The airlines company, which was launched in 2005, proved to be his undoing, as its business model floundered in 2008, when a global recession and soaring fuel prices brought it to a grinding halt. Kingfisher Airlines went from being a disruptive airline to turning insolvent in 2012, with planes being seized and thousands of employees, and creditors being left high and dry. The last year saw Mallya battling extradition and government charges of fraud from London.
Mallya, who is accused of owing banks `90 billion, has publicly offered to make good on his debts and says in public announcements that he has been doing so since 2016. Regardless, after months of legal back and forth, the Westminster Magistrates courts in the UK ruled in favour of Mallya’s deportation to India. While counter-appeals are likely, the journey is nearing an end, and there’s a strong possibility that Mallya will be brought back to India.

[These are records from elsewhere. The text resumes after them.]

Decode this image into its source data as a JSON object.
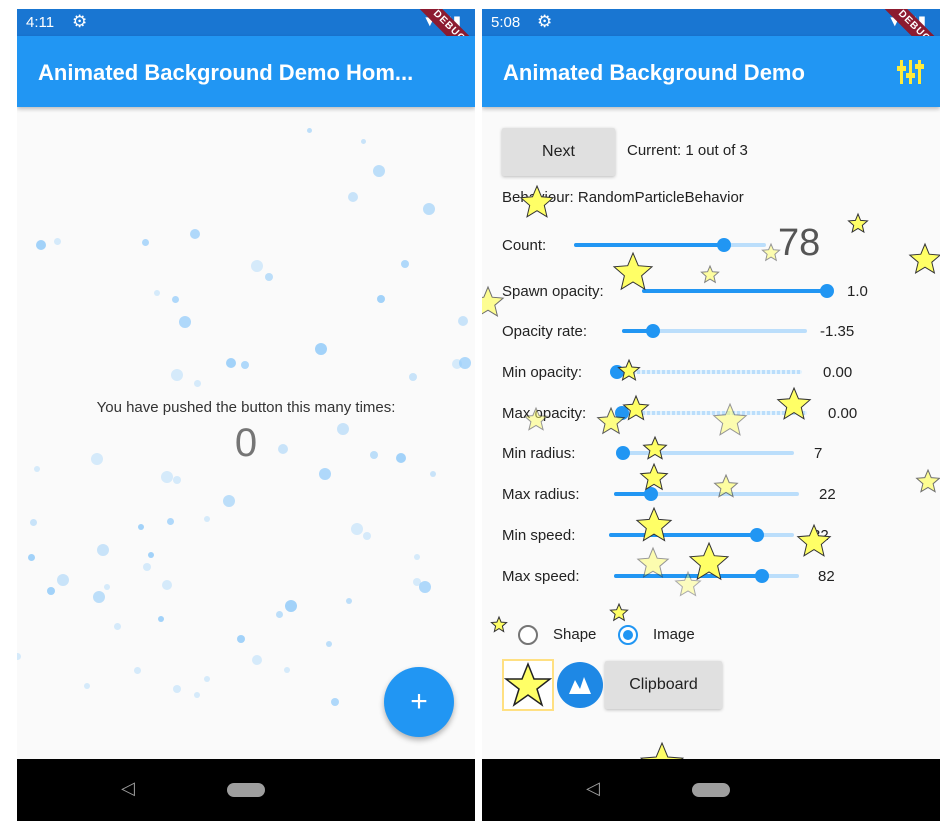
{
  "left": {
    "status": {
      "time": "4:11"
    },
    "appbar": {
      "title": "Animated Background Demo Hom..."
    },
    "body": {
      "counter_text": "You have pushed the button this many times:",
      "counter_value": "0"
    },
    "fab": {
      "label": "+"
    }
  },
  "right": {
    "status": {
      "time": "5:08"
    },
    "appbar": {
      "title": "Animated Background Demo"
    },
    "controls": {
      "next_label": "Next",
      "current_text": "Current: 1 out of 3",
      "behaviour_text": "Behaviour: RandomParticleBehavior",
      "count_label": "Count:",
      "count_value": "78",
      "count_level": 0.78,
      "sliders": [
        {
          "label": "Spawn opacity:",
          "value": "1.0",
          "level": 1.0
        },
        {
          "label": "Opacity rate:",
          "value": "-1.35",
          "level": 0.17
        },
        {
          "label": "Min opacity:",
          "value": "0.00",
          "level": 0.0
        },
        {
          "label": "Max opacity:",
          "value": "0.00",
          "level": 0.0
        },
        {
          "label": "Min radius:",
          "value": "7",
          "level": 0.02
        },
        {
          "label": "Max radius:",
          "value": "22",
          "level": 0.2
        },
        {
          "label": "Min speed:",
          "value": "82",
          "level": 0.8
        },
        {
          "label": "Max speed:",
          "value": "82",
          "level": 0.8
        }
      ],
      "radio_shape": "Shape",
      "radio_image": "Image",
      "clipboard_label": "Clipboard"
    }
  },
  "nav": {
    "back_icon": "◁"
  },
  "colors": {
    "appbar": "#2196f3",
    "statusbar": "#1976d2",
    "accent": "#2196f3",
    "star": "#ffff66"
  },
  "icons": [
    "settings-icon",
    "wifi-icon",
    "signal-icon",
    "battery-icon",
    "back-icon",
    "home-icon",
    "plus-icon",
    "star-icon",
    "image-icon",
    "tune-icon"
  ]
}
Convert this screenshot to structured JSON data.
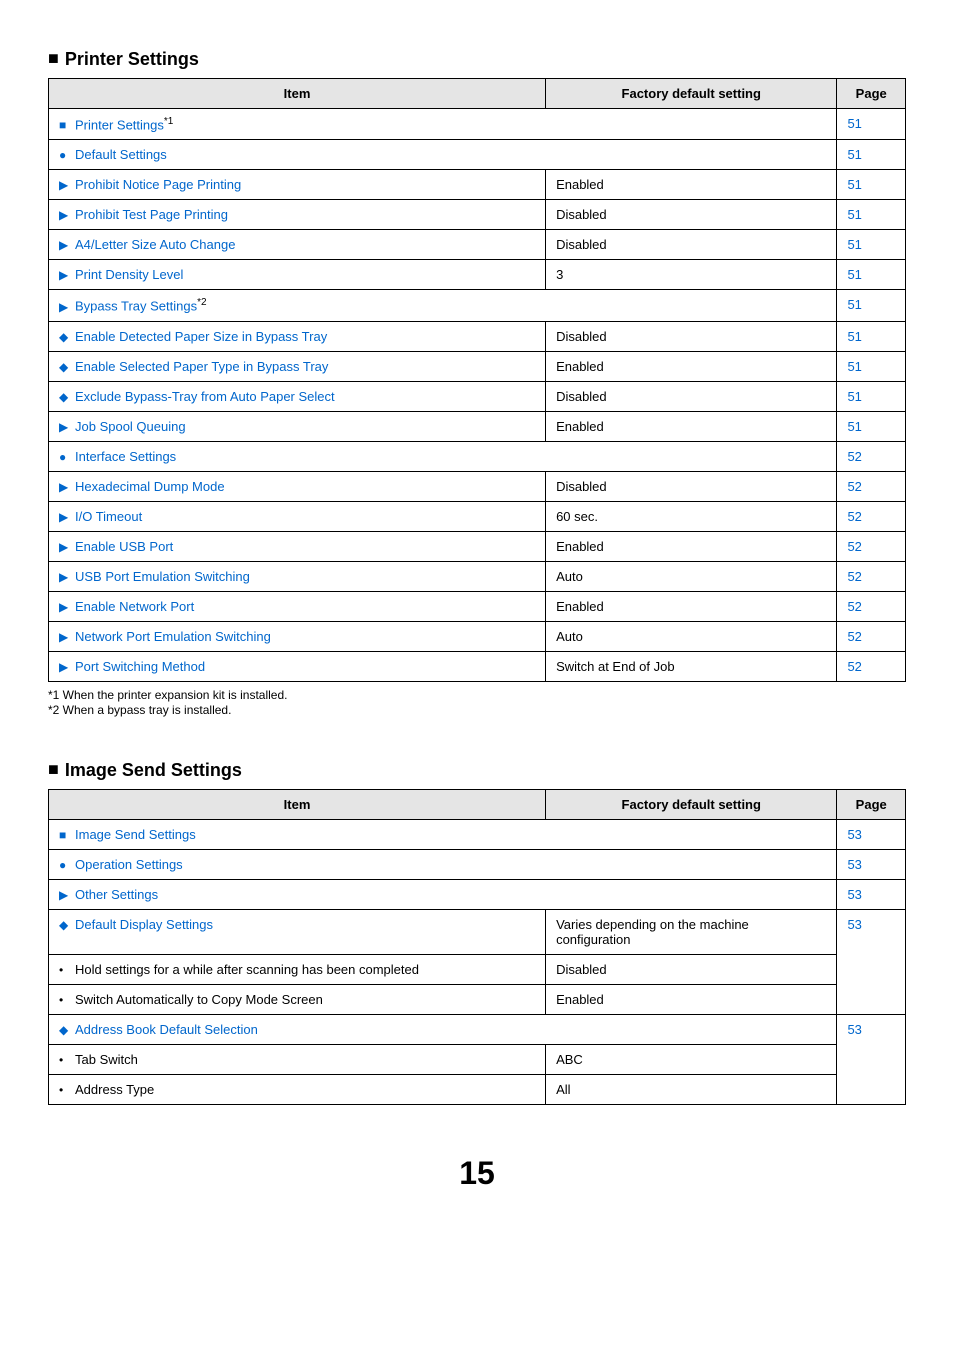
{
  "printer_settings": {
    "heading": "Printer Settings",
    "columns": {
      "item": "Item",
      "factory": "Factory default setting",
      "page": "Page"
    },
    "footnotes": [
      "*1  When the printer expansion kit is installed.",
      "*2  When a bypass tray is installed."
    ],
    "rows": [
      {
        "mark": "square",
        "indent": 0,
        "label": "Printer Settings",
        "sup": "*1",
        "link": true,
        "factory": "",
        "factory_span": true,
        "page": "51",
        "page_link": true
      },
      {
        "mark": "bullet",
        "indent": 1,
        "label": "Default Settings",
        "link": true,
        "factory": "",
        "factory_span": true,
        "page": "51",
        "page_link": true
      },
      {
        "mark": "tri",
        "indent": 2,
        "label": "Prohibit Notice Page Printing",
        "link": true,
        "factory": "Enabled",
        "page": "51",
        "page_link": true
      },
      {
        "mark": "tri",
        "indent": 2,
        "label": "Prohibit Test Page Printing",
        "link": true,
        "factory": "Disabled",
        "page": "51",
        "page_link": true
      },
      {
        "mark": "tri",
        "indent": 2,
        "label": "A4/Letter Size Auto Change",
        "link": true,
        "factory": "Disabled",
        "page": "51",
        "page_link": true
      },
      {
        "mark": "tri",
        "indent": 2,
        "label": "Print Density Level",
        "link": true,
        "factory": "3",
        "page": "51",
        "page_link": true
      },
      {
        "mark": "tri",
        "indent": 2,
        "label": "Bypass Tray Settings",
        "sup": "*2",
        "link": true,
        "factory": "",
        "factory_span": true,
        "page": "51",
        "page_link": true
      },
      {
        "mark": "diamond",
        "indent": 3,
        "label": "Enable Detected Paper Size in Bypass Tray",
        "link": true,
        "factory": "Disabled",
        "page": "51",
        "page_link": true
      },
      {
        "mark": "diamond",
        "indent": 3,
        "label": "Enable Selected Paper Type in Bypass Tray",
        "link": true,
        "factory": "Enabled",
        "page": "51",
        "page_link": true
      },
      {
        "mark": "diamond",
        "indent": 3,
        "label": "Exclude Bypass-Tray from Auto Paper Select",
        "link": true,
        "factory": "Disabled",
        "page": "51",
        "page_link": true
      },
      {
        "mark": "tri",
        "indent": 2,
        "label": "Job Spool Queuing",
        "link": true,
        "factory": "Enabled",
        "page": "51",
        "page_link": true
      },
      {
        "mark": "bullet",
        "indent": 1,
        "label": "Interface Settings",
        "link": true,
        "factory": "",
        "factory_span": true,
        "page": "52",
        "page_link": true
      },
      {
        "mark": "tri",
        "indent": 2,
        "label": "Hexadecimal Dump Mode",
        "link": true,
        "factory": "Disabled",
        "page": "52",
        "page_link": true
      },
      {
        "mark": "tri",
        "indent": 2,
        "label": "I/O Timeout",
        "link": true,
        "factory": "60 sec.",
        "page": "52",
        "page_link": true
      },
      {
        "mark": "tri",
        "indent": 2,
        "label": "Enable USB Port",
        "link": true,
        "factory": "Enabled",
        "page": "52",
        "page_link": true
      },
      {
        "mark": "tri",
        "indent": 2,
        "label": "USB Port Emulation Switching",
        "link": true,
        "factory": "Auto",
        "page": "52",
        "page_link": true
      },
      {
        "mark": "tri",
        "indent": 2,
        "label": "Enable Network Port",
        "link": true,
        "factory": "Enabled",
        "page": "52",
        "page_link": true
      },
      {
        "mark": "tri",
        "indent": 2,
        "label": "Network Port Emulation Switching",
        "link": true,
        "factory": "Auto",
        "page": "52",
        "page_link": true
      },
      {
        "mark": "tri",
        "indent": 2,
        "label": "Port Switching Method",
        "link": true,
        "factory": "Switch at End of Job",
        "page": "52",
        "page_link": true
      }
    ]
  },
  "image_send_settings": {
    "heading": "Image Send Settings",
    "columns": {
      "item": "Item",
      "factory": "Factory default setting",
      "page": "Page"
    },
    "rows": [
      {
        "mark": "square",
        "indent": 0,
        "label": "Image Send Settings",
        "link": true,
        "factory": "",
        "factory_span": true,
        "page": "53",
        "page_link": true
      },
      {
        "mark": "bullet",
        "indent": 1,
        "label": "Operation Settings",
        "link": true,
        "factory": "",
        "factory_span": true,
        "page": "53",
        "page_link": true
      },
      {
        "mark": "tri",
        "indent": 2,
        "label": "Other Settings",
        "link": true,
        "factory": "",
        "factory_span": true,
        "page": "53",
        "page_link": true
      },
      {
        "mark": "diamond",
        "indent": 3,
        "label": "Default Display Settings",
        "link": true,
        "factory": "Varies depending on the machine configuration",
        "page_group_start": true,
        "page_group_span": 3,
        "page": "53",
        "page_link": true
      },
      {
        "mark": "dot",
        "indent": "3b",
        "label": "Hold settings for a while after scanning has been completed",
        "link": false,
        "factory": "Disabled"
      },
      {
        "mark": "dot",
        "indent": "3b",
        "label": "Switch Automatically to Copy Mode Screen",
        "link": false,
        "factory": "Enabled"
      },
      {
        "mark": "diamond",
        "indent": 3,
        "label": "Address Book Default Selection",
        "link": true,
        "factory": "",
        "factory_span": true,
        "page_group_start": true,
        "page_group_span": 3,
        "page": "53",
        "page_link": true
      },
      {
        "mark": "dot",
        "indent": "3b",
        "label": "Tab Switch",
        "link": false,
        "factory": "ABC"
      },
      {
        "mark": "dot",
        "indent": "3b",
        "label": "Address Type",
        "link": false,
        "factory": "All"
      }
    ]
  },
  "page_number": "15"
}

A UK High Enforcement Officer is set to sell a fleet of Vijay Mallya’s cars in the UK as part of efforts to recover loan repayment dues owed by the beleaguered liquor baron to a consortium of 13 Indian banks, the banks’ legal representative confirmed on Friday.

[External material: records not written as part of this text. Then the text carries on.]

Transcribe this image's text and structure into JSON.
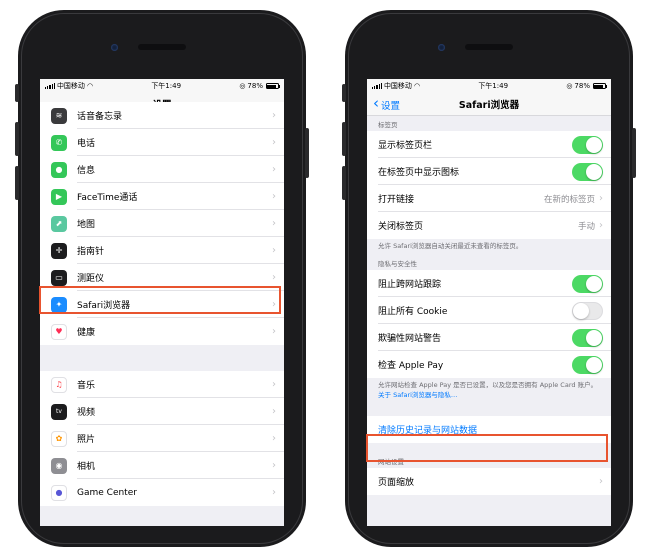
{
  "left": {
    "status": {
      "carrier": "中国移动",
      "time": "下午1:49",
      "battery": "78%",
      "battery_level": 0.78
    },
    "nav_title": "设置",
    "group1": [
      {
        "label": "话音备忘录",
        "icon": "voice-memo-icon",
        "color": "#3a3a3c",
        "glyph": "≋"
      },
      {
        "label": "电话",
        "icon": "phone-icon",
        "color": "#34c759",
        "glyph": "✆"
      },
      {
        "label": "信息",
        "icon": "messages-icon",
        "color": "#34c759",
        "glyph": "●"
      },
      {
        "label": "FaceTime通话",
        "icon": "facetime-icon",
        "color": "#34c759",
        "glyph": "▶"
      },
      {
        "label": "地图",
        "icon": "maps-icon",
        "color": "#5ac8a0",
        "glyph": "⬈"
      },
      {
        "label": "指南针",
        "icon": "compass-icon",
        "color": "#1c1c1e",
        "glyph": "✛"
      },
      {
        "label": "测距仪",
        "icon": "measure-icon",
        "color": "#1c1c1e",
        "glyph": "▭"
      },
      {
        "label": "Safari浏览器",
        "icon": "safari-icon",
        "color": "#1a8cff",
        "glyph": "✦"
      },
      {
        "label": "健康",
        "icon": "health-icon",
        "color": "#ffffff",
        "glyph": "♥"
      }
    ],
    "group2": [
      {
        "label": "音乐",
        "icon": "music-icon",
        "color": "#ffffff",
        "glyph": "♫"
      },
      {
        "label": "视频",
        "icon": "tv-icon",
        "color": "#1c1c1e",
        "glyph": "tv"
      },
      {
        "label": "照片",
        "icon": "photos-icon",
        "color": "#ffffff",
        "glyph": "✿"
      },
      {
        "label": "相机",
        "icon": "camera-icon",
        "color": "#8e8e93",
        "glyph": "◉"
      },
      {
        "label": "Game Center",
        "icon": "game-center-icon",
        "color": "#ffffff",
        "glyph": "●"
      }
    ]
  },
  "right": {
    "status": {
      "carrier": "中国移动",
      "time": "下午1:49",
      "battery": "78%",
      "battery_level": 0.78
    },
    "back_label": "设置",
    "nav_title": "Safari浏览器",
    "tabs_header": "标签页",
    "tabs_rows": [
      {
        "label": "显示标签页栏",
        "type": "toggle",
        "on": true
      },
      {
        "label": "在标签页中显示图标",
        "type": "toggle",
        "on": true
      },
      {
        "label": "打开链接",
        "type": "value",
        "value": "在新的标签页"
      },
      {
        "label": "关闭标签页",
        "type": "value",
        "value": "手动"
      }
    ],
    "tabs_footer": "允许 Safari浏览器自动关闭最近未查看的标签页。",
    "privacy_header": "隐私与安全性",
    "privacy_rows": [
      {
        "label": "阻止跨网站跟踪",
        "type": "toggle",
        "on": true
      },
      {
        "label": "阻止所有 Cookie",
        "type": "toggle",
        "on": false
      },
      {
        "label": "欺骗性网站警告",
        "type": "toggle",
        "on": true
      },
      {
        "label": "检查 Apple Pay",
        "type": "toggle",
        "on": true
      }
    ],
    "privacy_footer": "允许网站检查 Apple Pay 是否已设置，以及您是否拥有 Apple Card 账户。",
    "privacy_link": "关于 Safari浏览器与隐私…",
    "clear_label": "清除历史记录与网站数据",
    "website_header": "网站设置",
    "website_rows": [
      {
        "label": "页面缩放"
      }
    ]
  },
  "colors": {
    "accent": "#007aff",
    "toggle_on": "#4cd964",
    "highlight": "#e8542f"
  }
}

The cars listed in the order include a range of luxury vehicles, some with personalised registration numbers a 2016 Mini Countryman (AD16 1YX); a 2012 Maybach 62 (VJM1); a 2006 Ferrari F430 Spider (B055 VJM); a 2014 Range Rover Autobiography Supercharged (F1 VJM); a Ferrari F512M (M811 VGR); and a Porsche Cayenne (OO07 VJM).
In an enforcement order dated October 11, Justice Sara Cockerill had granted an order for a High Court Enforcement Officer to sell the six cars “by private treaty at a price not less than 404,000 pounds plus VAT”.
A further cost of making the application, assessed at 1906.10 pounds, was also added to the overall debt amount.
The latest enforcement order follows a previous order by Justice Bryan on June 26, granting permission to the UK High Court Enforcement Officer to enter Mallya’s properties in Hertfordshire, near London. It permits the officer and his agents entry to Ladywalk and Bramble Lodge in Tewin, Welwyn, where Mallya is currently based.
The litigation in the Queen’s Bench Division of the commercial court in England’s High Court of Justice involves the State Bank of India, Bank of Baroda, Corporation bank, Federal Bank Ltd, IDBI Bank, Indian Overseas Bank, Jammu & Kashmir Bank, Punjab & Sind Bank, Punjab National Bank, State Bank of Mysore, UCO Bank, United Bank of India and JM Financial Asset Reconstruction Co Pvt Ltd as the applicants.
Mallya and related concerns Ladywalk LLP, Rose Capital Ventures Ltd and Orange India Holdings are listed as respondents.
A worldwide freezing order prevents Mallya from removing any assets from England and Wales up to that value or to in any way dispose of, deal with or diminish the value of his assets in or outside of this jurisdiction, up to the same value.